Filter the data for lines with the word "text", then copy every line so identified.

Dataset entries →
-------------------------
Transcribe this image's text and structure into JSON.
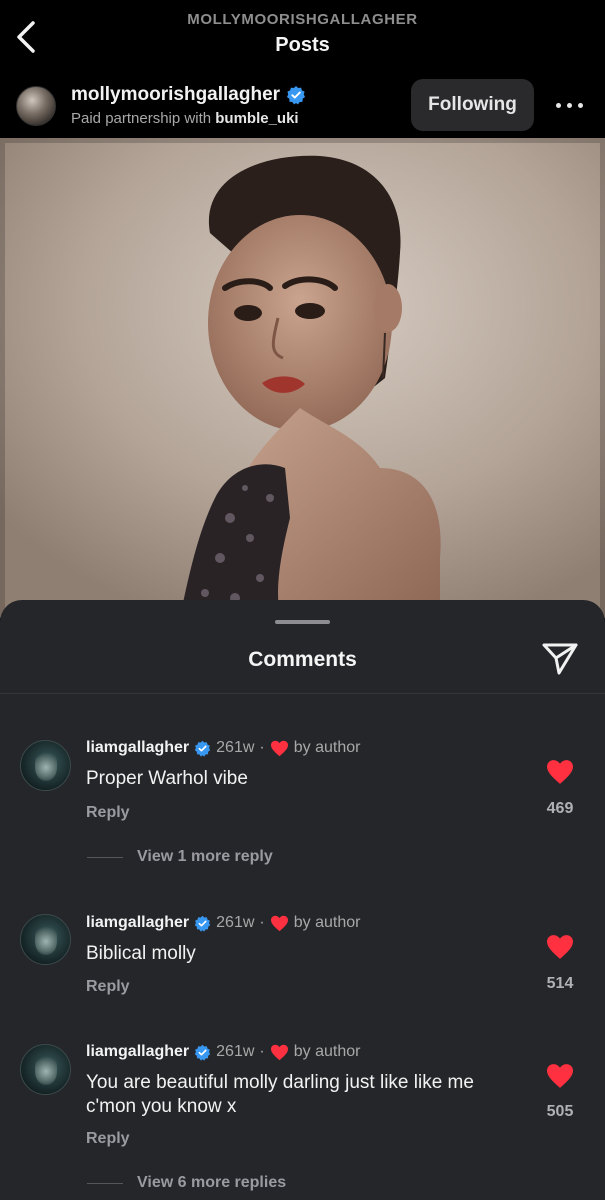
{
  "topbar": {
    "subtitle": "MOLLYMOORISHGALLAGHER",
    "title": "Posts",
    "back_icon": "chevron-left-icon"
  },
  "post": {
    "username": "mollymoorishgallagher",
    "verified_icon": "verified-badge-icon",
    "sponsor_prefix": "Paid partnership with",
    "sponsor_name": "bumble_uki",
    "follow_label": "Following",
    "more_icon": "more-horizontal-icon"
  },
  "comments_sheet": {
    "title": "Comments",
    "share_icon": "send-icon",
    "items": [
      {
        "username": "liamgallagher",
        "age": "261w",
        "separator": "·",
        "liked_by": "by author",
        "text": "Proper Warhol vibe",
        "reply_label": "Reply",
        "likes": "469",
        "view_more": "View 1 more reply"
      },
      {
        "username": "liamgallagher",
        "age": "261w",
        "separator": "·",
        "liked_by": "by author",
        "text": "Biblical molly",
        "reply_label": "Reply",
        "likes": "514"
      },
      {
        "username": "liamgallagher",
        "age": "261w",
        "separator": "·",
        "liked_by": "by author",
        "text": "You are beautiful molly darling just like like me c'mon you know x",
        "reply_label": "Reply",
        "likes": "505",
        "view_more": "View 6 more replies"
      }
    ]
  },
  "colors": {
    "background": "#000000",
    "sheet": "#25262a",
    "heart": "#ff3040",
    "verified": "#3897f0",
    "muted": "#a8a8a8"
  }
}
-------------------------
Answer section →
Transcribe this image's text and structure into JSON.
        "text": "Proper Warhol vibe",
        "text": "Biblical molly",
        "text": "You are beautiful molly darling just like like me c'mon you know x",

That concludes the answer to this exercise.